On NSAB, approximately 1,500 radon detectors will be put in 670 locations in any Commander, Navy Installations Command-owned building, such as the barracks, Navy Exchange, Navy Lodge and Building 27.
Read More Here.
USGS Finds Elevated Levels of Arsenic, Radon, Methane in Some Private Wells in Lycoming County, Pennsylvania
Tests of 75 private drinking water wells in Lycoming County, in north-central Pennsylvania, found water from most of the sampled wells contained concentrations of radon that exceeded a proposed, nonbinding health standard for drinking water. Smaller percentages of the wells contained concentrations of arsenic or methane that exceed existing drinking water standards.
Read More Here.
Radon, first discovered in Berks in the 1980s, is a colorless, odorless, tasteless natural gas, stemming from uranium and found in the soil.
"I think it's something people typically underestimate and don't really understand," said Dr. Dennis Sopka, Lehigh Valley Health Network.
Radon causes 15,000 cases of lung cancer each year, according to scientists. Sopka said the real concern is long-term exposure.
Read more here.
Check out this radon Q&A from Rosie Romero’s radio show in Arizona.
With winter on the way, many people are making sure best practices are in place for a weather-tight season. The Soil Science Society of America (SSSA) November 1st Soils Matter blog post explains why “home sweet home” is worth an inexpensive radon test for peace of mind through the winter months.
Nick Comerford, a professor in the soil and water science department at University of Florida, explains how radon forms. Its parent material, uranium, is found in most soil. As uranium decays, it eventually becomes radon gas. Depending on the level, radon gas can lead to health issues, including lung cancer. The risk increases if cigarette smoke and other particles are also present.
“Radon can move as a gas through the soil and enter your house through holes in the foundation.” Comerford says. “These holes might be found in places like the shower, toilet, other drains, etc. Any dust particles you have floating around your house collect radon – which you can then inhale.”

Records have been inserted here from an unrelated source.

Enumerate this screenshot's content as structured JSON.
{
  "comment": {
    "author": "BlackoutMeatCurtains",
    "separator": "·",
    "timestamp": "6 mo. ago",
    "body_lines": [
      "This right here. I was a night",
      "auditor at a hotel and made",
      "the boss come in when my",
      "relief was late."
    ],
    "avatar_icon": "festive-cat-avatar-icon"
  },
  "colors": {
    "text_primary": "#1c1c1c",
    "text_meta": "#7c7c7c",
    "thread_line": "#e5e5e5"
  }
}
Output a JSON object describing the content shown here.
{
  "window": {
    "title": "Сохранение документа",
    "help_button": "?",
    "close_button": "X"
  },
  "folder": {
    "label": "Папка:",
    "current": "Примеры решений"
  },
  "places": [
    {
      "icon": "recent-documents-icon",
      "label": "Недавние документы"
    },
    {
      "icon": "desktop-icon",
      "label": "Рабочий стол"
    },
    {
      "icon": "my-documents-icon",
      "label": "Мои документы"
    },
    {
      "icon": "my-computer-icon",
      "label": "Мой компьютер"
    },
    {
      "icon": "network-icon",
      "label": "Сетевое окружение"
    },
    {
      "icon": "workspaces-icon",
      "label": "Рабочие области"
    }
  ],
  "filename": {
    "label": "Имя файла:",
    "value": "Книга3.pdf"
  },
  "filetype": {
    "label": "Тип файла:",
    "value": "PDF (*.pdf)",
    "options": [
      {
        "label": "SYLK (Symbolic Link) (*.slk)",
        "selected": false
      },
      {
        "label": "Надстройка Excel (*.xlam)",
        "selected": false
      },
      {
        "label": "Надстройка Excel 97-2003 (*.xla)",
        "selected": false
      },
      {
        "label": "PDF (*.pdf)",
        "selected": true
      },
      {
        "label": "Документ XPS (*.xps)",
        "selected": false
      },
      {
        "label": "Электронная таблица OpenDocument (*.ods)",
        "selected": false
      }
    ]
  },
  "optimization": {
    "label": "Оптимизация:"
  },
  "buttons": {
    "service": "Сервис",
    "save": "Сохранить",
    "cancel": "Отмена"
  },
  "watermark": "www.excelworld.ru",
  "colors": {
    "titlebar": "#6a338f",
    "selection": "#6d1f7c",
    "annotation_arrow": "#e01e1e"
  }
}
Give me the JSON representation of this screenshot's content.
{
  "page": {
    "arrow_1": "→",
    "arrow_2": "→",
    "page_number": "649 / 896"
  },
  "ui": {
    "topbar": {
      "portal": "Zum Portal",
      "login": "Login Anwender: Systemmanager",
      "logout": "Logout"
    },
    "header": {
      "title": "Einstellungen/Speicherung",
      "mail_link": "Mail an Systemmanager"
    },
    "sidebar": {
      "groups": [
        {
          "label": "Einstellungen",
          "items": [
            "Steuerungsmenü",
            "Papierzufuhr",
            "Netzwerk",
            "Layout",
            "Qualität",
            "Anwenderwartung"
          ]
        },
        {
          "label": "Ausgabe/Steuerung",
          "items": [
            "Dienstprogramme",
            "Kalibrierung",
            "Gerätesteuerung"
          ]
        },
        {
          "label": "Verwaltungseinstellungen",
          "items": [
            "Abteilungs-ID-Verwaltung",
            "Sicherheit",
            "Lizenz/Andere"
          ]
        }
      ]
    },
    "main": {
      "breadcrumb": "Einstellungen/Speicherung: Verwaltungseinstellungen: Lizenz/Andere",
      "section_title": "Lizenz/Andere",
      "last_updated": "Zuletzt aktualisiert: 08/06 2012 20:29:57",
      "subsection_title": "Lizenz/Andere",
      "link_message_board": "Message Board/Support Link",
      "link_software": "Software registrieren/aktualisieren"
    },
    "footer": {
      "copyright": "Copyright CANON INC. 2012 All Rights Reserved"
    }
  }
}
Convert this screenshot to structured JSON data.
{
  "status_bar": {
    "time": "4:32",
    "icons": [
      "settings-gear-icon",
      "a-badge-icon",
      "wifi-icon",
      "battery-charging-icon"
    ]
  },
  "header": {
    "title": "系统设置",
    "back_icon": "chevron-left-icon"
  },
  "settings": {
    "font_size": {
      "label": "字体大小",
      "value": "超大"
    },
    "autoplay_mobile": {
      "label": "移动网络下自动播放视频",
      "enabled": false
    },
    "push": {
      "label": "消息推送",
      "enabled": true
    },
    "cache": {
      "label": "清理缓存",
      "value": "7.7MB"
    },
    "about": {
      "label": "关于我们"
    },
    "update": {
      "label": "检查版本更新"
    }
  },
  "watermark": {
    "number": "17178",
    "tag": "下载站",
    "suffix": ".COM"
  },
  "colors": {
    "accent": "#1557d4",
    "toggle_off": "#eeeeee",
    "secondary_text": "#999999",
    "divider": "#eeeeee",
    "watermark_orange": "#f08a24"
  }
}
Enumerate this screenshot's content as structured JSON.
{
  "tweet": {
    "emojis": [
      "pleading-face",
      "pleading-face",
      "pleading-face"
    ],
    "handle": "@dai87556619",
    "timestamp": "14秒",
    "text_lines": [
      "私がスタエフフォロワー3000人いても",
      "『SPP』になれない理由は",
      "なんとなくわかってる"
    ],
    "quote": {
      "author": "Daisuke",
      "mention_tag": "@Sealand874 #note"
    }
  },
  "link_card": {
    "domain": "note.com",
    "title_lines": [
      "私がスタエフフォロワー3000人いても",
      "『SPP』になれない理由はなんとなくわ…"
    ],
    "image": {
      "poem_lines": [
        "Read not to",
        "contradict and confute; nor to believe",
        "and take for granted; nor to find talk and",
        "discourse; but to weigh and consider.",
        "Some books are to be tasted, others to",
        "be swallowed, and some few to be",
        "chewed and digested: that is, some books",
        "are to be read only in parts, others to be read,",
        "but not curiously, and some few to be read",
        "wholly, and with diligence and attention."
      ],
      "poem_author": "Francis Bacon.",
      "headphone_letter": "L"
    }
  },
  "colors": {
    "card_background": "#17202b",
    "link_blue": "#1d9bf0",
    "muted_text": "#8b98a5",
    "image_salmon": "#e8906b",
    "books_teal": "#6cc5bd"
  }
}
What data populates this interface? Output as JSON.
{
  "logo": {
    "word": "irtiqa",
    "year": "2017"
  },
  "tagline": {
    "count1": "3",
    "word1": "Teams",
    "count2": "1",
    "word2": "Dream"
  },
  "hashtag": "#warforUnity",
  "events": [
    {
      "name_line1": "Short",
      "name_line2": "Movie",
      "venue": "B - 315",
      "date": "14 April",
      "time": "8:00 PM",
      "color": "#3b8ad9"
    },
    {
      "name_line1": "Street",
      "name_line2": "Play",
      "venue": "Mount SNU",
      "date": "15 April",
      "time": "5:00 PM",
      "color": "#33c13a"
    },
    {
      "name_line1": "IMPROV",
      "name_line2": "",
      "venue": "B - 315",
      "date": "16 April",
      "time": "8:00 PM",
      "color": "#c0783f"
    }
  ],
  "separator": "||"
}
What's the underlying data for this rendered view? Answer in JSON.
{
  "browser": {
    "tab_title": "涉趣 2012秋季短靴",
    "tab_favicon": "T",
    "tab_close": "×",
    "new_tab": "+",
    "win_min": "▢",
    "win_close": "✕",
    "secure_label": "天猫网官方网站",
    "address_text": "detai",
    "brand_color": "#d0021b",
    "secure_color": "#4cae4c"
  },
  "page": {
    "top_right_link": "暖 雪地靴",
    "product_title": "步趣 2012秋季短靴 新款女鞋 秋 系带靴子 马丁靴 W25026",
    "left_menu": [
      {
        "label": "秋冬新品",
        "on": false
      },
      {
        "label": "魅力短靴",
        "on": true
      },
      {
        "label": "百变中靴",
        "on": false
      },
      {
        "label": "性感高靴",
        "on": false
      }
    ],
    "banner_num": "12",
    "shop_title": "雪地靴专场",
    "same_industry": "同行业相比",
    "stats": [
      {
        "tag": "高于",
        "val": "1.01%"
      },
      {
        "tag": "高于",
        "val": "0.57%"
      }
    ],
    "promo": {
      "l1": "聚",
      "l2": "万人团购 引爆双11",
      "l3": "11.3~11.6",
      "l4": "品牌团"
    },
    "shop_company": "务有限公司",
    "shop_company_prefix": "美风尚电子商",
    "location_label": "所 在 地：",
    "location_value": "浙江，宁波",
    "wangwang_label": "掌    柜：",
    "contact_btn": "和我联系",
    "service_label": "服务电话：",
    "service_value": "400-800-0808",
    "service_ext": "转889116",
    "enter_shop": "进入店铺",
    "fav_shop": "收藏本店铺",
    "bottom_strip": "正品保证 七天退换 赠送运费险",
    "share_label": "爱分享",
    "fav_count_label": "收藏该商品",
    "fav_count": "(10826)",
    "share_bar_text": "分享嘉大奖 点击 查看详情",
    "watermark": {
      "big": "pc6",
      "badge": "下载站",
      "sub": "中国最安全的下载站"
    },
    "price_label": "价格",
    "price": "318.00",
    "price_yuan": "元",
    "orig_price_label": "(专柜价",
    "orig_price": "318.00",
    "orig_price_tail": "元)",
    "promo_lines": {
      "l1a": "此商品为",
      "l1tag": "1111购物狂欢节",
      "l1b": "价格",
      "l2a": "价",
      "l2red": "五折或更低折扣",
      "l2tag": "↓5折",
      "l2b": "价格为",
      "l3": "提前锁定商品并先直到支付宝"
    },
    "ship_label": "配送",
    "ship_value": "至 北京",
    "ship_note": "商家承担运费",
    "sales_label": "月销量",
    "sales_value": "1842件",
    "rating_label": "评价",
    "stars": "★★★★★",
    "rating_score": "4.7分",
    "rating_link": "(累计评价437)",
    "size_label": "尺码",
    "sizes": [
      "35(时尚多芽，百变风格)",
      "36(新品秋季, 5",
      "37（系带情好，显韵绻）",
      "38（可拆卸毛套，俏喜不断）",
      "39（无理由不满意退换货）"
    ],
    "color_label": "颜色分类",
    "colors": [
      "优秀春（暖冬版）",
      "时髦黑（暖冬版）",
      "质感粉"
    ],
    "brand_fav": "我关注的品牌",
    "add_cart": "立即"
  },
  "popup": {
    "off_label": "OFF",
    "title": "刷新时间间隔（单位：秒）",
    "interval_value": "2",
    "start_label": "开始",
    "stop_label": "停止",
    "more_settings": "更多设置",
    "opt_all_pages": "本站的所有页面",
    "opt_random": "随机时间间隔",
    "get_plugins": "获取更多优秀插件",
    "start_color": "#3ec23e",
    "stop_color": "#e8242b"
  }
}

A University of Louisville School of Nursing researcher has found that the presence of children in the home did not motivate parents to test and mitigate for radon and secondhand tobacco smoke, both of which cause lung cancer. The findings highlight a need to raise awareness on these exposure risks and their long-term impact on children.
Read more here.